‘Behavioral nudge’ influences doctors’ prescribing habits

A new study suggests that simply sending doctors letters informing them that they’re high prescribers of a medication with potentially dangerous side effects is enough to lead them to write fewer of those prescriptions.

The study, from researchers at Harvard T.H. Chan School of Public Health and Columbia University’s Mailman School of Public Health, targeted 5,055 primary care physicians nationwide who were the highest prescribers to Medicare patients of Seroquel (quetiapine)—an antipsychotic with potentially harmful side effects in the elderly. Half of the doctors received letters stating that their prescribing of quetiapine was high relative to their peers and was under review. The letters also noted that high quetiapine prescribing could be appropriate but was concerning for medically unjustified use, and encouraged the doctors to review their prescribing patterns.
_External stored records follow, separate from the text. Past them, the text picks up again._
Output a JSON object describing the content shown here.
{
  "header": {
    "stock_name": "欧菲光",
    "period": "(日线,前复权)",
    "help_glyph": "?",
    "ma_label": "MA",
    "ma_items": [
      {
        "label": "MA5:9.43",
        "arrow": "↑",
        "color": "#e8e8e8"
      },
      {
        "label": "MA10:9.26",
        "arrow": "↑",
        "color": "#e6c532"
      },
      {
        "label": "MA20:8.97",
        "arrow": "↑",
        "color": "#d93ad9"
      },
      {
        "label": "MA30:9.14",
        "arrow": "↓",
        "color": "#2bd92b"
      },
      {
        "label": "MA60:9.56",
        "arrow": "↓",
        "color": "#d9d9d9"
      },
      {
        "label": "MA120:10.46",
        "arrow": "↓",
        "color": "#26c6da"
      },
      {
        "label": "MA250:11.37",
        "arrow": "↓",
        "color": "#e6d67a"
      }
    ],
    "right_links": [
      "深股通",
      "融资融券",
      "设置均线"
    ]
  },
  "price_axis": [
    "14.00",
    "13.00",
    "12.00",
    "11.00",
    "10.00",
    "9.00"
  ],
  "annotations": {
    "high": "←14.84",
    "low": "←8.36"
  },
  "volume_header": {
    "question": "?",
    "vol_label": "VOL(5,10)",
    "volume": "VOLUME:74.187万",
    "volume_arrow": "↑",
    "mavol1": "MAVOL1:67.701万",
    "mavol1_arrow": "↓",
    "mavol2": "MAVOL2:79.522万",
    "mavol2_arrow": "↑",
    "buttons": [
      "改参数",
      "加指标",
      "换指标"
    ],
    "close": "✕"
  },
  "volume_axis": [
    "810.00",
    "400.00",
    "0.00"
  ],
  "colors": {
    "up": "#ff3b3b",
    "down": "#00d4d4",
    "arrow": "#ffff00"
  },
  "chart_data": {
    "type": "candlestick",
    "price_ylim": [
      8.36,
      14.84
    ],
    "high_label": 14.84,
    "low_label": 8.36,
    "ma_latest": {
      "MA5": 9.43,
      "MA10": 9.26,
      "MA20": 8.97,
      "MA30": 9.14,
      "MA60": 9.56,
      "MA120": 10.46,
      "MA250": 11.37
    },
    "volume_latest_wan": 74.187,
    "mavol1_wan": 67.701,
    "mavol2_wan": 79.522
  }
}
The other half of the group received letters about an unrelated Medicare regulation.

The physicians who received the peer comparison letters dropped their overall quetiapine prescribing for patients in Medicare by 11% over the next nine months and 16% over the next two years. And new prescriptions of the drug dropped by 24% over two years.

“Overprescribing of antipsychotic drugs is a huge and persistent problem, particularly in the elderly,” said Michael Barnett, assistant professor of health policy and management at Harvard Chan School and second author on the study, in an August 1, 2018 Science Daily article. “We think our results are striking for something as simple and cheap as sending letters.” He added that sending peer comparison letters may be useful for nudging physician behavior more broadly.

Read the Science Daily article: Behavioral Nudges lead to striking drop in prescriptions of potent antipsychotic